The rover communicates with the orbiters and the DSN through radio waves. They communicate with each other through X-band, which are radio waves at a much higher frequency than radio waves used for FM stations.
The radio waves to and from the rover are sent through the orbiters using UHF antennas, which are close-range antennas that are like walkie-talkies compared to the long range of low-gain and high-gain antennas. All three orbiters active at Mars — NASA’s Mars Odyssey and Mars Reconnaissance Orbiter and the European Space Agency’s Mars Express — were at positions where they could receive transmissions from the Mars Science Laboratory spacecraft during its entry, descent and landing. Only Odyssey relayed the information immediately, however. The other two orbiters recorded Mars Science Laboratory data from the Mars Science Laboratory spacecraft, holding it onboard, and sending it to Earth hours later. Mars Reconnaisance Orbiter even captured images of the spacecraft on its parachute during entry, descent and landing.
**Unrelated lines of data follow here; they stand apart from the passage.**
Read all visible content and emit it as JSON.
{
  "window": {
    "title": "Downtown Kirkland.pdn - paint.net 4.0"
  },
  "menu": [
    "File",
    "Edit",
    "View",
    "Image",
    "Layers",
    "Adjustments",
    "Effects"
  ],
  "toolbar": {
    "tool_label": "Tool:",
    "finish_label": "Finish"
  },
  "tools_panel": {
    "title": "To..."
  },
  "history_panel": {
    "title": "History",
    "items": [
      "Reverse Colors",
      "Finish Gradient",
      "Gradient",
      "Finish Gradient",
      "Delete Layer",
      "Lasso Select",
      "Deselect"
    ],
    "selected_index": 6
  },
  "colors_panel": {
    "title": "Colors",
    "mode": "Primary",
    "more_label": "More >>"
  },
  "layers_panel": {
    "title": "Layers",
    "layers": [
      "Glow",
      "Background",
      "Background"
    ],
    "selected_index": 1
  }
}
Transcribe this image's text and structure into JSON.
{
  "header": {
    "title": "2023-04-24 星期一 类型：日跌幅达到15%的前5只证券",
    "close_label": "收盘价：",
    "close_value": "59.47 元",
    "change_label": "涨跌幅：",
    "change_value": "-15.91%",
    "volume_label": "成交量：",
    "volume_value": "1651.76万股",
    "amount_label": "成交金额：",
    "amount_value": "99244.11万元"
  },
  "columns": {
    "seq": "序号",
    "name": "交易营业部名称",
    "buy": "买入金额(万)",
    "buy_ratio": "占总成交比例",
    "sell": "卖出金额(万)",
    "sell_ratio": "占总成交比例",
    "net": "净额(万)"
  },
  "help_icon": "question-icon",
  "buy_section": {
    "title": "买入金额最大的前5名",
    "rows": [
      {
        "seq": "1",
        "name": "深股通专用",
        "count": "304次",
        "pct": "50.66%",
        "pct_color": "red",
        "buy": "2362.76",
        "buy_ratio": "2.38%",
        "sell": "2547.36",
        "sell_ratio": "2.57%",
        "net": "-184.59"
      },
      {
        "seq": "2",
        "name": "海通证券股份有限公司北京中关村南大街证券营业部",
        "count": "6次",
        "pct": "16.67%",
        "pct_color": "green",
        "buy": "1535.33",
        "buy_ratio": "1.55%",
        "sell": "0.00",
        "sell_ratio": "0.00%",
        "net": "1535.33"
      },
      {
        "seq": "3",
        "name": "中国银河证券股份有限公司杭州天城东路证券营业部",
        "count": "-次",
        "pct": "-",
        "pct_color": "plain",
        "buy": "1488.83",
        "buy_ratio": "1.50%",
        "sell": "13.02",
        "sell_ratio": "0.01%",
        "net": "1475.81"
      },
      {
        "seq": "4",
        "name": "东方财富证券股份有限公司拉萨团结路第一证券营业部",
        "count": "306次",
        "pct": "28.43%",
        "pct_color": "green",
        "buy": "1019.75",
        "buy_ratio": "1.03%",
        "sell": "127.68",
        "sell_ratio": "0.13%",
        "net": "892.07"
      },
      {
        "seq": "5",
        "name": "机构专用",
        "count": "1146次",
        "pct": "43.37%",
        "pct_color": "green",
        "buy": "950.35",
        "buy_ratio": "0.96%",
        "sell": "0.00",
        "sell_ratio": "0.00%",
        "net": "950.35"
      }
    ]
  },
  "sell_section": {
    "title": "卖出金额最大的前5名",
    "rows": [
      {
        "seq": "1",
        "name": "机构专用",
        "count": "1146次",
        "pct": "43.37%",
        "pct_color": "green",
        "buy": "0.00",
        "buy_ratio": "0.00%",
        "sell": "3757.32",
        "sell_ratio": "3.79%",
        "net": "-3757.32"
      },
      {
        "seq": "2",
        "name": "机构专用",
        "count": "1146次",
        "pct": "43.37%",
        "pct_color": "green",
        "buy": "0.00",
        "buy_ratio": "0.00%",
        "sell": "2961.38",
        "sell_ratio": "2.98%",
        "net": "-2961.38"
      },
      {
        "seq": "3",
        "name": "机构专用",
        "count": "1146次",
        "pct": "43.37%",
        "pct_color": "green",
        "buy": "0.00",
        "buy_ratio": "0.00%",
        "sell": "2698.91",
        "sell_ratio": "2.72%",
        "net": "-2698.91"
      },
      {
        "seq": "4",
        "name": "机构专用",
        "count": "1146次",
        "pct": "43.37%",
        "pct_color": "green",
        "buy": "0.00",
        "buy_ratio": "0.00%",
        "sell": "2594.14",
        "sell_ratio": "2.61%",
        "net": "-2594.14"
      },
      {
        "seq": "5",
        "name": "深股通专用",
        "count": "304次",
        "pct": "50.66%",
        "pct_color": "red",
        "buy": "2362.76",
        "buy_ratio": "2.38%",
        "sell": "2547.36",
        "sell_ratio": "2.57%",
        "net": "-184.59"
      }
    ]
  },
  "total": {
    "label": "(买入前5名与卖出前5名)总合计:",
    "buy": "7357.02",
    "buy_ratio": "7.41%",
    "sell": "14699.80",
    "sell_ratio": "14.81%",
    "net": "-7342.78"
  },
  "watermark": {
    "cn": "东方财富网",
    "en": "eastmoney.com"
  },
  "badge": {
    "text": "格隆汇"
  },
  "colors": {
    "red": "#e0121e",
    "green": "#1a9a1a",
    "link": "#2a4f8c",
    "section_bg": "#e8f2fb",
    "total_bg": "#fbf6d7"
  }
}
The cruise stage has two antennas that are used to communicate with the Earth. The low-gain antenna is omni-directional and is used when the spacecraft is near the Earth. Because it radiates in all directions, the low-gain antenna does not need to be pointed at the Earth to enable a communications link. The medium-gain antenna is a directional antenna that must point toward the Earth for communications, but has more power to communicate when the spacecraft is farther away from the Earth. The medium-gain antenna acts like a floodlight and can direct the energy into a tighter beam to reach Earth. Just like a floodlight directs more light into a focused area than a normal light bulb does out of a lamp, the medium-gain antenna can direct the data from the spacecraft into a tighter beam than the low-gain antenna.
When the rover speaks directly to Earth (from the surface of Mars), it sends messages via its high-gain antenna (HGA). The high-gain antenna can send a "beam" of information in a specific direction and it is steerable, so the antenna can move to point itself directly to any antenna on Earth. The benefit of having a steerable antenna is that the entire rover doesn't necessarily have to change positions to talk to Earth. Like turning your neck to talk to someone beside you rather than turning your entire body, the rover can save energy by moving only the antenna.